Economics for politicians explains and shows in easy to understand terms and pictures why sufficient tax revenues are not available to support current city, state and national government activities. The presentation is non-verbose and easy to understand. It's a little like a UPS commercial . . . short and to the point. More elaborate explanations would be just that . . . more elaborate . . . and arrive at the same conclusion.
Citizens can earn their own . . . health care . . . social security . . . retirement and additional benefits if businesses and government analyze, and plan correctly. Of course follow-through is important.
Support for education should not be a problem. However, sometimes what you have learned and been told is not correct . . . surprise . . . surprise. Higher education and business believe global trade is a good thing. They are correct, however, incomplete.

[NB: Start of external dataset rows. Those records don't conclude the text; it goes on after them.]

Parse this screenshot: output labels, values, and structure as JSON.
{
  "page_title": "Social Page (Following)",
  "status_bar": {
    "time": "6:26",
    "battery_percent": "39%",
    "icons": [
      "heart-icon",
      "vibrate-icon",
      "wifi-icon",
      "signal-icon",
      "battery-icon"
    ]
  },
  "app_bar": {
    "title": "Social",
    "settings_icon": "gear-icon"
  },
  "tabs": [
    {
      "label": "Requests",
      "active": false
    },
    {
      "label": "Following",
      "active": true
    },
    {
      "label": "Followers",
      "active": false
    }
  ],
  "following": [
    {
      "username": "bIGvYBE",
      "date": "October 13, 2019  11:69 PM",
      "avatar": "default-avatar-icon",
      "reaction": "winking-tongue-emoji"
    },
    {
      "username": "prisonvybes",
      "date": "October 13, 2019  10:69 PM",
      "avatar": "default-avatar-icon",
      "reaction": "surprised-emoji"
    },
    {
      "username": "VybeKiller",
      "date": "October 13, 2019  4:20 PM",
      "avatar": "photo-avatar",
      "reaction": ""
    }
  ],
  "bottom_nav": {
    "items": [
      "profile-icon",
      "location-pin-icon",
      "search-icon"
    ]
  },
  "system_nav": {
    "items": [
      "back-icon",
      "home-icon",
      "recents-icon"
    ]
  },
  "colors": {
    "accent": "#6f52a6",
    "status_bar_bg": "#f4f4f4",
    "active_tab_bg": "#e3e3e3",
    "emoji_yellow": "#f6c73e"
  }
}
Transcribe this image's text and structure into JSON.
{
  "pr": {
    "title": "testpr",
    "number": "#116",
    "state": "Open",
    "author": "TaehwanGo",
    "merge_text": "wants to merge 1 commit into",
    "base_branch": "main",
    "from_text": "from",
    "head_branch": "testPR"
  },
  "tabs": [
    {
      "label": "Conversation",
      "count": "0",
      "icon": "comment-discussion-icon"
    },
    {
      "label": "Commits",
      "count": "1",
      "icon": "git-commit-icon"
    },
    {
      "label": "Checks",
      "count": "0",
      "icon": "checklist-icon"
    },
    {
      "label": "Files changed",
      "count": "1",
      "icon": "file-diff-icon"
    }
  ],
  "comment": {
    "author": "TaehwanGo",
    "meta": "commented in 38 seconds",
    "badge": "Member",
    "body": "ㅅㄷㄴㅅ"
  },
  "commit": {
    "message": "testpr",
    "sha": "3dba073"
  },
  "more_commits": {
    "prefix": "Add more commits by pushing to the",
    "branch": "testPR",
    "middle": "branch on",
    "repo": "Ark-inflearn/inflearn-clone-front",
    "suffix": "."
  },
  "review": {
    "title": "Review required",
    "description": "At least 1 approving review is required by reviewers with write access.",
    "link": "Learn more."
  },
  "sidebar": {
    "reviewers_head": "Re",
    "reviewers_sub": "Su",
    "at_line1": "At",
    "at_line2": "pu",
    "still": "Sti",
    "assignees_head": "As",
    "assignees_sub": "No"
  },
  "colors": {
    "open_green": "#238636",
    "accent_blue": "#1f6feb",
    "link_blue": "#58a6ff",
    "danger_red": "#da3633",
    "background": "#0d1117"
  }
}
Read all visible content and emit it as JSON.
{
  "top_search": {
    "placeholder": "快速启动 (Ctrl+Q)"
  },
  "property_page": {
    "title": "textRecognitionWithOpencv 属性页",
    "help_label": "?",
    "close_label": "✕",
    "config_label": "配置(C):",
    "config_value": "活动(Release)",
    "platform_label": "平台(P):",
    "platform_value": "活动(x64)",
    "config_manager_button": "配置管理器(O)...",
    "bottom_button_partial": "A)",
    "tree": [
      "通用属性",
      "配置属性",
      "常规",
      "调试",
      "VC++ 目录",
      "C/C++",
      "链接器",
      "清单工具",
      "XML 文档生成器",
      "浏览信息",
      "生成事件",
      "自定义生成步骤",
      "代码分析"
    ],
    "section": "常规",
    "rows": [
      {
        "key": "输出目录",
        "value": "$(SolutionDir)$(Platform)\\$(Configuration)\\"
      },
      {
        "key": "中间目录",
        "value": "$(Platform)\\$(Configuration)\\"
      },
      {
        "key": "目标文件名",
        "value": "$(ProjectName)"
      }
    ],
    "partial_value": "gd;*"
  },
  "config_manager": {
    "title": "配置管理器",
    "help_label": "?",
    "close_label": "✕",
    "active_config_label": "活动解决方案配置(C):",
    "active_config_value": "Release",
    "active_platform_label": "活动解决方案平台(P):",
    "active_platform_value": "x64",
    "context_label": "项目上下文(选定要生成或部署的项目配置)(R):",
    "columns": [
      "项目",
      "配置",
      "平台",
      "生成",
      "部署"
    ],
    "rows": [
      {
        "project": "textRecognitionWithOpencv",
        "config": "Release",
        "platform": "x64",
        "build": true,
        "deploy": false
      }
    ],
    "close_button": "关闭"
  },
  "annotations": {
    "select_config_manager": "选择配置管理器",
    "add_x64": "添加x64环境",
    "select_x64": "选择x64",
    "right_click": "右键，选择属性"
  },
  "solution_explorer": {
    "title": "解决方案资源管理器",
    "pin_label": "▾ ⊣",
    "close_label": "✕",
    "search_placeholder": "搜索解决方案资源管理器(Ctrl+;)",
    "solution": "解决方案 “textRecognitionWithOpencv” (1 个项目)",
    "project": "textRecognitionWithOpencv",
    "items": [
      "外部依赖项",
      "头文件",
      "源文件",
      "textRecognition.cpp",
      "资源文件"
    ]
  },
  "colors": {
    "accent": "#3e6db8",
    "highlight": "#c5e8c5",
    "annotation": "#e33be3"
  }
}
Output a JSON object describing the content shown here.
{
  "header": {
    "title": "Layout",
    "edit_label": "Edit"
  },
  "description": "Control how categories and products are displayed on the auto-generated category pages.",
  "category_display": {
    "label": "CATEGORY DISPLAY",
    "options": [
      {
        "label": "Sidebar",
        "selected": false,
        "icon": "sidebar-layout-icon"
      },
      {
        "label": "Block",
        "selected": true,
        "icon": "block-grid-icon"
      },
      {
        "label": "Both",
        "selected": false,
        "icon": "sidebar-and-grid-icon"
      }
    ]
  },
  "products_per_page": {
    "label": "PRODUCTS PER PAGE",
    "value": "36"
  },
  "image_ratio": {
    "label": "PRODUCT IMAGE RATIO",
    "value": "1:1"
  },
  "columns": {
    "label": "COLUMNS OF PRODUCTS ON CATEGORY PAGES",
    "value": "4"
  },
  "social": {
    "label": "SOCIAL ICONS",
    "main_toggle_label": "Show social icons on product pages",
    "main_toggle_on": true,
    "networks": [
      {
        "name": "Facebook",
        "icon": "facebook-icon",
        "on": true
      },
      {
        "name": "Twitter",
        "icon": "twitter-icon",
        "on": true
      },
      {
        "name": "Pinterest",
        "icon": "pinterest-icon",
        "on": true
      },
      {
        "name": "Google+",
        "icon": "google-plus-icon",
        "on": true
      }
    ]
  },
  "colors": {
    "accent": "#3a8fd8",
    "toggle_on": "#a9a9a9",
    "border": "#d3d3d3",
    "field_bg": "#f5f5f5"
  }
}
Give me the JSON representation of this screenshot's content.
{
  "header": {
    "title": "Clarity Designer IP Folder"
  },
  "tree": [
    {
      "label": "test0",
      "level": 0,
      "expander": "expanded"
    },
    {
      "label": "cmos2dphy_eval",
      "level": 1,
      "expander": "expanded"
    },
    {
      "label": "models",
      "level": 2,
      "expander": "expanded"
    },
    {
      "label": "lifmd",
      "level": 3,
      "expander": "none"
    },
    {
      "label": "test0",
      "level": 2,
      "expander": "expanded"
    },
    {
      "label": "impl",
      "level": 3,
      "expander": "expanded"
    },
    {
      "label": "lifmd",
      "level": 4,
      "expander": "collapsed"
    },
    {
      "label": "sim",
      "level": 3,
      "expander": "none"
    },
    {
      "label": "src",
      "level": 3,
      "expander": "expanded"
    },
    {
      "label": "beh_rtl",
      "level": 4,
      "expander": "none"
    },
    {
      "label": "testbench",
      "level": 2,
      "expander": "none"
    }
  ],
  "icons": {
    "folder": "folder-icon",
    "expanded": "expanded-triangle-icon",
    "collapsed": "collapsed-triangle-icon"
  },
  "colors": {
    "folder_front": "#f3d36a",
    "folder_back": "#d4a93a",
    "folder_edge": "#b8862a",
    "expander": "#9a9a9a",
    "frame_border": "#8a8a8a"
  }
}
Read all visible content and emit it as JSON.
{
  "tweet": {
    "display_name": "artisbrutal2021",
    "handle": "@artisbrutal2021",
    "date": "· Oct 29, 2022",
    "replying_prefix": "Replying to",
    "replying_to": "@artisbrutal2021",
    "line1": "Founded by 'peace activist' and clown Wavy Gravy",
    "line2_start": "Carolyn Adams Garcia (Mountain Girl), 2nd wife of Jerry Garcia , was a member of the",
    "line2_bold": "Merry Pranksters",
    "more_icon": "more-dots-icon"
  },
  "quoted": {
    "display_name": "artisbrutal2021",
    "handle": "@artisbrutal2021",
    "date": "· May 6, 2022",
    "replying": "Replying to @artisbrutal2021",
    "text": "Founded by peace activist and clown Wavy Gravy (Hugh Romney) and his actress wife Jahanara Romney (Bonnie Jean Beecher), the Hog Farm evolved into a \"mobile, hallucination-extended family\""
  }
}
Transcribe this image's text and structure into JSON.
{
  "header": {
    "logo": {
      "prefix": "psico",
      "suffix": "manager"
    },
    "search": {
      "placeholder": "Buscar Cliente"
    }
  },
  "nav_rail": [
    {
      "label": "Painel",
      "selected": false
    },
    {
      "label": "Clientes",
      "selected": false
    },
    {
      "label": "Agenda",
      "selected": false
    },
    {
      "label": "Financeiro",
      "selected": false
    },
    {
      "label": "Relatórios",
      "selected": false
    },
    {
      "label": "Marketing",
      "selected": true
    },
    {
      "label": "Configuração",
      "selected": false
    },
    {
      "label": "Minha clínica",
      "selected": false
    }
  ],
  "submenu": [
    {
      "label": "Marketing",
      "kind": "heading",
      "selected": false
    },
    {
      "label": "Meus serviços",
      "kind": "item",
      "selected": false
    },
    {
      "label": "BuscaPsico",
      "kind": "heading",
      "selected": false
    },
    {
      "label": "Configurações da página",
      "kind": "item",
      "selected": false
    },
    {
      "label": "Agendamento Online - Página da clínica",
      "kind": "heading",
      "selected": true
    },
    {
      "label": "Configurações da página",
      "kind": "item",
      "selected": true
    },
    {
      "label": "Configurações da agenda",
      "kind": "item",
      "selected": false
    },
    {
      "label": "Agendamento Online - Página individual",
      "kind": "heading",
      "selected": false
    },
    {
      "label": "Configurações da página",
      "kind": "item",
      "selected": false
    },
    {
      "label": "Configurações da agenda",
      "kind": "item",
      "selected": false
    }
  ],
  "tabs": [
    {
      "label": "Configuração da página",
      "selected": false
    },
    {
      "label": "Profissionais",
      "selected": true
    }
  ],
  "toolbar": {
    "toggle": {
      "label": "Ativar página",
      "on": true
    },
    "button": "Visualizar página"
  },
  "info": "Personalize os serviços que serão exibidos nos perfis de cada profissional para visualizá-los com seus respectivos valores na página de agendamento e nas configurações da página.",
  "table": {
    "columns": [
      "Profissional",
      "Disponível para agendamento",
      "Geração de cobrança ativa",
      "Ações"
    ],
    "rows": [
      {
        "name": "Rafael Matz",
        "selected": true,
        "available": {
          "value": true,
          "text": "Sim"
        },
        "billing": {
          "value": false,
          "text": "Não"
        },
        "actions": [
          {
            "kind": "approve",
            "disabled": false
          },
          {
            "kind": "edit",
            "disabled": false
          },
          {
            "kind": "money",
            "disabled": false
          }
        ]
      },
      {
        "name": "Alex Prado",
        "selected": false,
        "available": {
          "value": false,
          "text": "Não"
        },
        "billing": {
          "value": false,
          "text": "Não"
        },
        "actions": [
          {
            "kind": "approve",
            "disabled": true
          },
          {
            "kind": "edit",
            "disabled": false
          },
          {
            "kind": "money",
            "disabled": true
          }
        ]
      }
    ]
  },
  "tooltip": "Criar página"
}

The failure is to consider balanced trade.
Solving the current problem of a major shortfall in tax revenue is a non-partisan issue; and, until that is recognized, there will be no solution.
Solving the current problem is NOT a union issue . . . although Skinnerian conditioning would have everyone believing it is. It is not the concept of unions, but the failure of unions to support the proper objectives. The subject of unions is a candidate for a separate posting. The only question to be asked and answered is, "where will the money come from?" When the response to the question is another tax, government must remove roadblocks to business success.
Business must be able to generate additional profits to pay new taxes . . . which may mean lowering taxes. This should not include turning on the printing press . . . what it means is moving to expansion in some way that is not inflationary. Until business in conjunction with government can design the solution . . . NO taxes should be levied. In a normal domestic market where goods and services are produced and nearly full employment is realized, the following picture represents the process where incomes are good and tax revenues and fees are sufficient to provide for the needs of citizens and government.
The full domestic production sequence shown below ensures there is a balanced use of resources and the desired/required availability of income and tax revenue to support a prosperous national economy.
Planners have clearly failed to analyze the global situation correctly. During the past several years, this failure has resulted in the loss (conservative) of twenty-two trillion dollars in GDP and eleven trillion dollars in tax revenues (end of 2014). Where is the trade imbalance centered? Mostly in Asia and China.
How many jobs have been lost in the U.S. by not maintaining balanced trade? For every manufacturing job lost . . . four additional support jobs in logistics, industrial marketing, service and the community tied to that job are also lost. The argument is frequently advanced that imports are cheaper . . . that is not correct. After the wealth has been transferred to exporting countries there is nothing left for government services except to turn on the printing press. Once again “government didn’t see it coming!”
Although some will advance the proposition that the U.S. can increase exports to balance trade . . . this also is not correct. Frequently the statement is made that exports have increased . . . yes, this is true, but exports have not and will not, make a dent in the 22 trillion dollars of GDP lost to the trade imbalance. U.S. retail stores are a lot like your local hamburger palace. You just drive in and pick up what arrived at the import dock in Los Angeles or some other major port . . . no home cooking!
The huge trade deficit accumulated over the years was caused by unbalanced trade agreements. In short, government is creating the problem . . . sound familiar . . . same for banking . . . Wall Street, Fannie and Freddie.
As the U.S. transitioned from sole reliance on an agricultural economy to an expanding manufacturing based economy, rapid growth in factories, cities, roads, railroads, airports, bridges, communications, retail, healthcare, recreation and additional areas occurred to support the effort. This activity created wealth and a higher quality of life and an expanding middle-class. Education and experience in all fields of employment, professional and skilled trades expanded during the 20th century.
As reliance on global trade grew, the need to produce domestically diminished as import activity increased. The result has been vacated factories, reduction in the need for skilled professionals and trades, high unemployment rates, loss of tax revenue and fees, degrading of infrastructure as it stood idle and not producing tax revenue or fees. Diminished quality of life was accompanied by lost opportunities and increased crime. Countries exporting to the U.S. have benefited greatly at domestic expense.
Balancing trade will improve outcomes for citizens, however, looking forward, new technologies and methods present additional challenges . . . more can be done with less . . . and new professional and skilled trades will need to be created . . . or evolve. Evaluation of what constitutes valuable work or enterprise must be considered worth reward. It’s simple, if there is no income, there is no expenditure, and there is no economy. Deficit borrowing to reward the unemployed is a diminishing solution as national debts increase. What constitutes work will and must be reevaluated.